§ **WORK REQUEST**
Lines that contain the string "authors" are the ones to list; copy all of them from the records.

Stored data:
◆ ◆ ◆ ◆ ◆

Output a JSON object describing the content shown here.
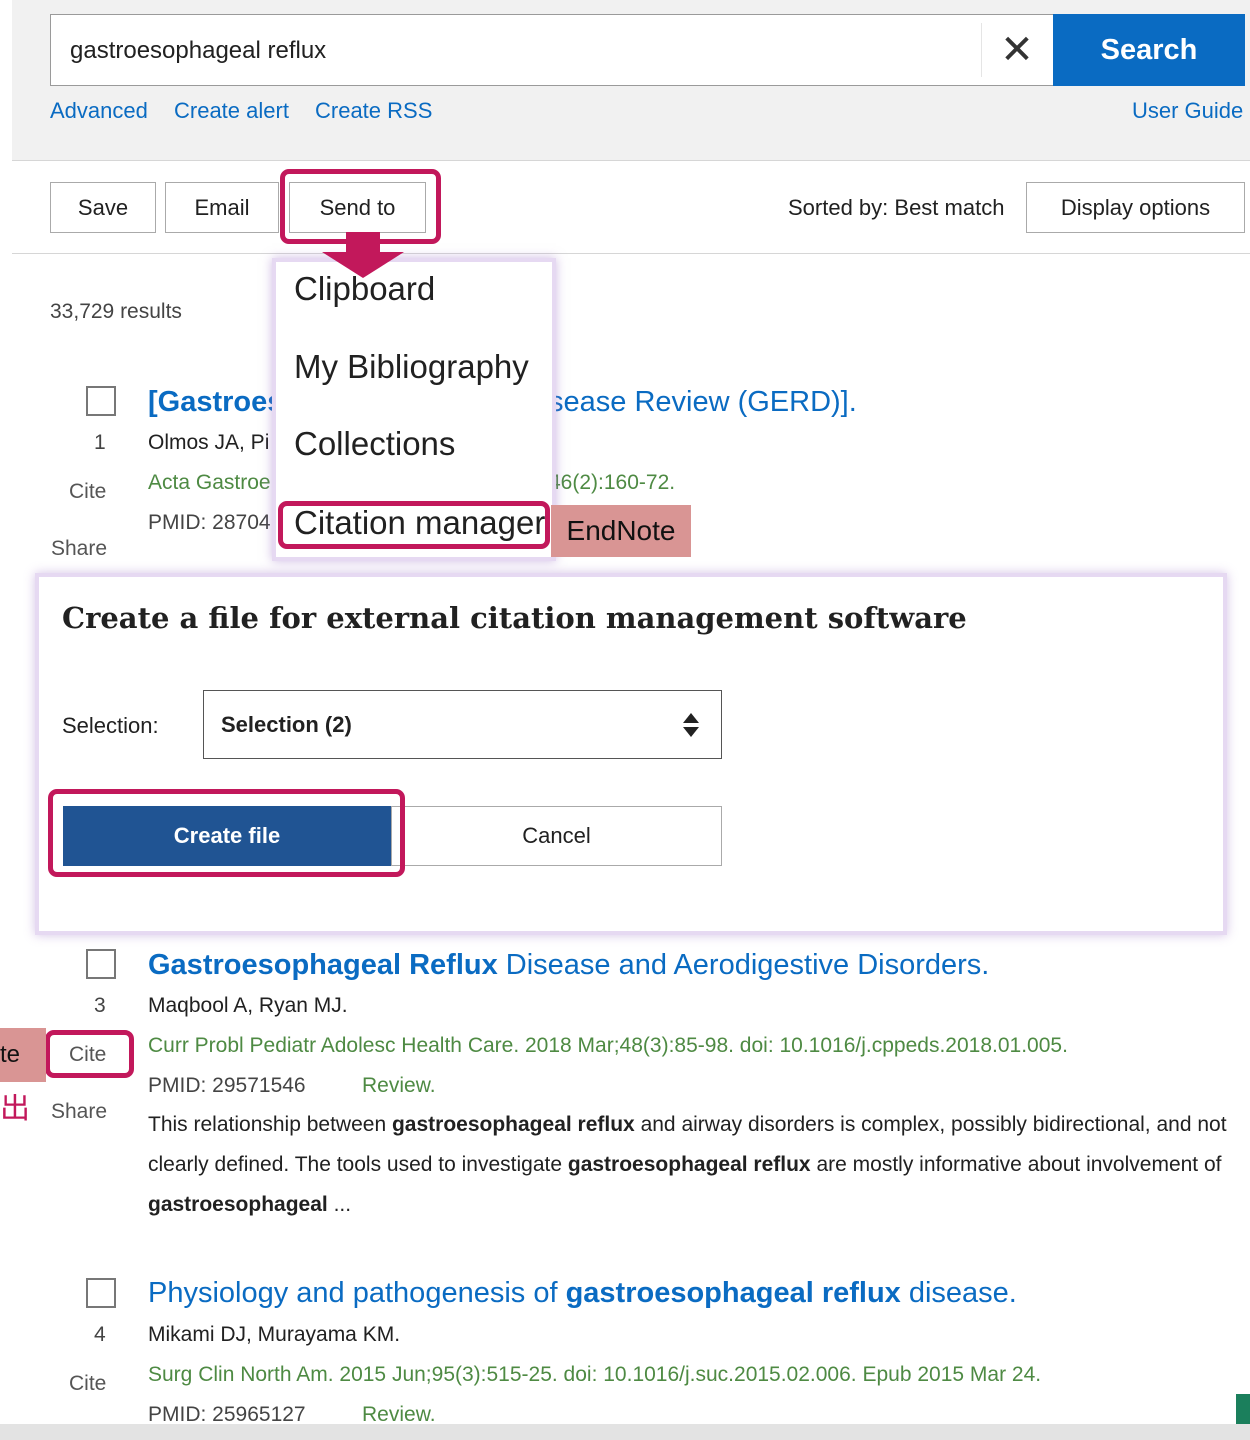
{
  "search": {
    "query": "gastroesophageal reflux",
    "clear_icon": "close-icon",
    "button_label": "Search",
    "links": [
      "Advanced",
      "Create alert",
      "Create RSS"
    ],
    "user_guide": "User Guide"
  },
  "toolbar": {
    "save": "Save",
    "email": "Email",
    "send_to": "Send to",
    "sorted_by": "Sorted by: Best match",
    "display_options": "Display options"
  },
  "send_to_menu": {
    "items": [
      "Clipboard",
      "My Bibliography",
      "Collections",
      "Citation manager"
    ]
  },
  "annotation": {
    "endnote_tag": "EndNote",
    "cut_tag": "te",
    "cut_char": "出"
  },
  "results": {
    "count": "33,729 results",
    "items": [
      {
        "num": "1",
        "title_visible_left": "[Gastroes",
        "title_visible_right": "sease Review (GERD)].",
        "authors": "Olmos JA, Pi",
        "journal_left": "Acta Gastroe",
        "journal_right": "46(2):160-72.",
        "pmid": "PMID: 28704",
        "cite": "Cite",
        "share": "Share"
      },
      {
        "num": "3",
        "title_bold": "Gastroesophageal Reflux",
        "title_rest": " Disease and Aerodigestive Disorders.",
        "authors": "Maqbool A, Ryan MJ.",
        "journal": "Curr Probl Pediatr Adolesc Health Care. 2018 Mar;48(3):85-98. doi: 10.1016/j.cppeds.2018.01.005.",
        "pmid": "PMID: 29571546",
        "type": "Review.",
        "cite": "Cite",
        "share": "Share",
        "snippet": {
          "p1": "This relationship between ",
          "b1": "gastroesophageal reflux",
          "p2": " and airway disorders is complex, possibly bidirectional, and not clearly defined. The tools used to investigate ",
          "b2": "gastroesophageal reflux",
          "p3": " are mostly informative about involvement of ",
          "b3": "gastroesophageal",
          "p4": " ..."
        }
      },
      {
        "num": "4",
        "title_pre": "Physiology and pathogenesis of ",
        "title_bold": "gastroesophageal reflux",
        "title_post": " disease.",
        "authors": "Mikami DJ, Murayama KM.",
        "journal": "Surg Clin North Am. 2015 Jun;95(3):515-25. doi: 10.1016/j.suc.2015.02.006. Epub 2015 Mar 24.",
        "pmid": "PMID: 25965127",
        "type": "Review.",
        "cite": "Cite"
      }
    ]
  },
  "citation_panel": {
    "title": "Create a file for external citation management software",
    "selection_label": "Selection:",
    "selection_value": "Selection (2)",
    "create_file": "Create file",
    "cancel": "Cancel"
  },
  "colors": {
    "brand_blue": "#0a6bc2",
    "highlight_magenta": "#c2185b",
    "tag_pink": "#d99594",
    "create_button": "#205493"
  }
}
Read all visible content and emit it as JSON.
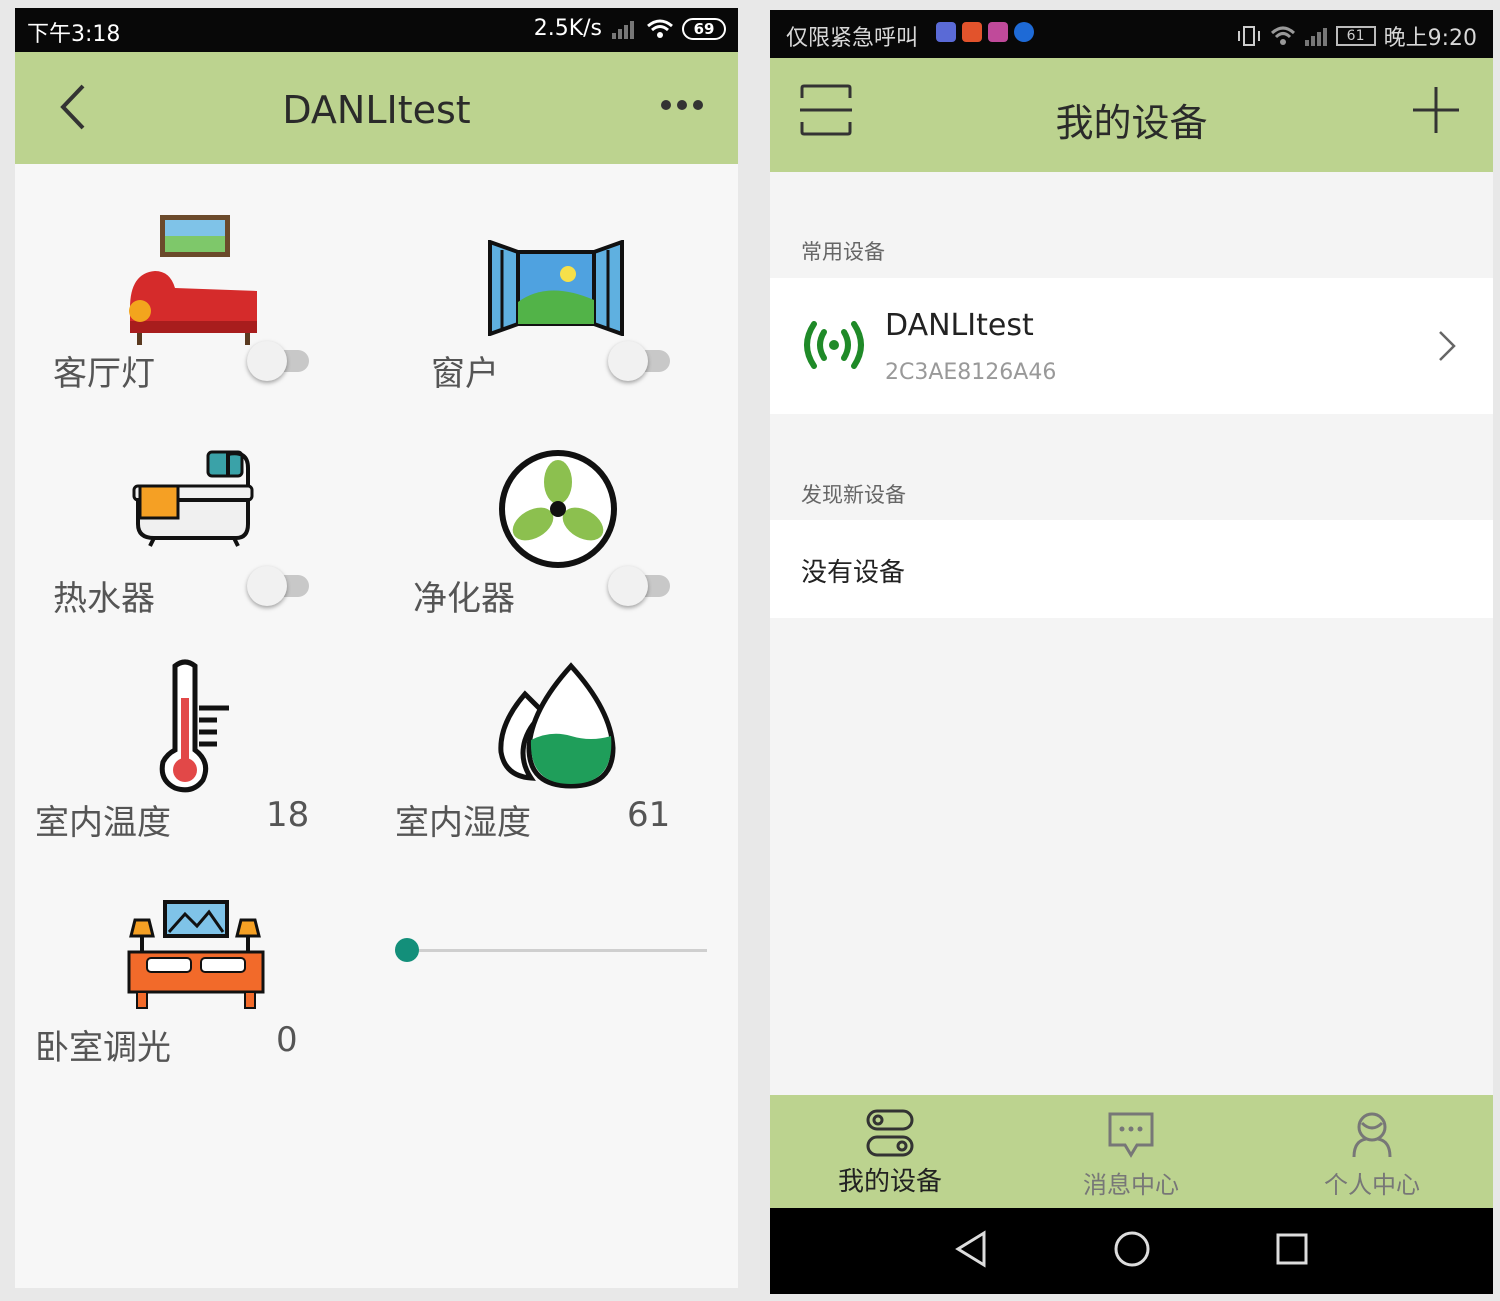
{
  "left_phone": {
    "status_bar": {
      "time": "下午3:18",
      "net_speed": "2.5K/s",
      "battery": "69"
    },
    "header": {
      "title": "DANLItest",
      "back_icon": "chevron-left-icon",
      "more_icon": "more-dots-icon"
    },
    "devices": [
      {
        "label": "客厅灯",
        "icon": "sofa-lamp-icon",
        "control": "toggle",
        "on": false
      },
      {
        "label": "窗户",
        "icon": "window-icon",
        "control": "toggle",
        "on": false
      },
      {
        "label": "热水器",
        "icon": "bathtub-icon",
        "control": "toggle",
        "on": false
      },
      {
        "label": "净化器",
        "icon": "fan-icon",
        "control": "toggle",
        "on": false
      },
      {
        "label": "室内温度",
        "icon": "thermometer-icon",
        "value": "18"
      },
      {
        "label": "室内湿度",
        "icon": "humidity-drops-icon",
        "value": "61"
      },
      {
        "label": "卧室调光",
        "icon": "bedroom-icon",
        "value": "0",
        "slider_level": 0
      }
    ]
  },
  "right_phone": {
    "status_bar": {
      "left_text": "仅限紧急呼叫",
      "battery": "61",
      "time": "晚上9:20"
    },
    "header": {
      "title": "我的设备",
      "scan_icon": "scan-icon",
      "add_icon": "plus-icon"
    },
    "common_section": {
      "title": "常用设备",
      "device": {
        "name": "DANLItest",
        "id": "2C3AE8126A46",
        "icon": "wireless-signal-icon"
      }
    },
    "discover_section": {
      "title": "发现新设备",
      "empty_text": "没有设备"
    },
    "bottom_nav": [
      {
        "label": "我的设备",
        "icon": "devices-icon",
        "active": true
      },
      {
        "label": "消息中心",
        "icon": "message-icon",
        "active": false
      },
      {
        "label": "个人中心",
        "icon": "user-icon",
        "active": false
      }
    ],
    "colors": {
      "accent": "#bcd38f",
      "signal_green": "#1f8a28"
    }
  }
}
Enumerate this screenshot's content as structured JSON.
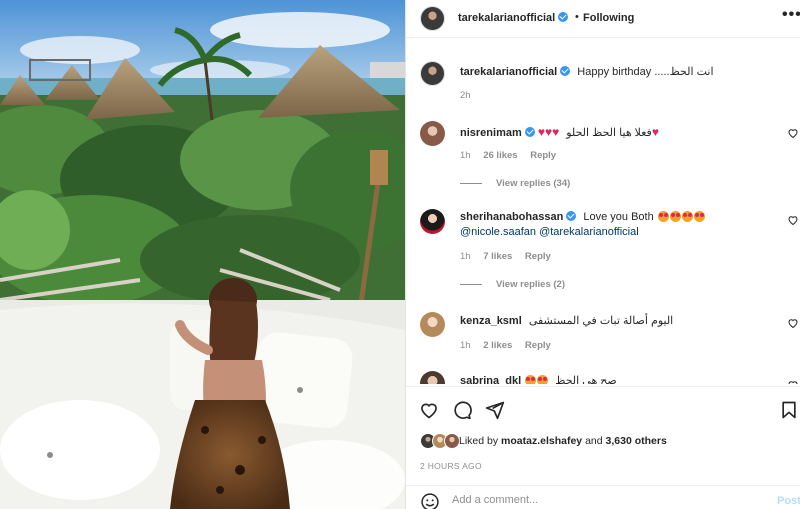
{
  "post": {
    "author": "tarekalarianofficial",
    "follow_dot": "•",
    "follow_label": "Following",
    "more_label": "•••",
    "caption_text": "Happy birthday .....انت الحظ",
    "caption_time": "2h"
  },
  "comments": [
    {
      "username": "nisrenimam",
      "text": "فعلا هيا الحظ الحلو",
      "time": "1h",
      "likes": "26 likes",
      "reply": "Reply",
      "view_replies": "View replies (34)"
    },
    {
      "username": "sherihanabohassan",
      "text": "Love you Both",
      "mention1": "@nicole.saafan",
      "mention2": "@tarekalarianofficial",
      "time": "1h",
      "likes": "7 likes",
      "reply": "Reply",
      "view_replies": "View replies (2)"
    },
    {
      "username": "kenza_ksml",
      "text": "اليوم أصالة تبات في المستشفى",
      "time": "1h",
      "likes": "2 likes",
      "reply": "Reply"
    },
    {
      "username": "sabrina_dkl",
      "text": "صح هي الحظ"
    }
  ],
  "likes": {
    "prefix": "Liked by",
    "user": "moataz.elshafey",
    "and": "and",
    "count": "3,630 others"
  },
  "time_ago": "2 HOURS AGO",
  "add_comment": {
    "placeholder": "Add a comment...",
    "post_label": "Post"
  },
  "colors": {
    "verified": "#3897f0",
    "mention": "#00376b",
    "muted": "#8e8e8e",
    "post_disabled": "#b2dffc"
  },
  "icons": [
    "verified-icon",
    "heart-icon",
    "comment-icon",
    "share-icon",
    "bookmark-icon",
    "emoji-icon",
    "more-icon"
  ]
}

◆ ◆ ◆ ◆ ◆

§ **EXERCISE ANSWER**
        "authors": "Olmos JA, Pi",
        "authors": "Maqbool A, Ryan MJ.",
        "authors": "Mikami DJ, Murayama KM.",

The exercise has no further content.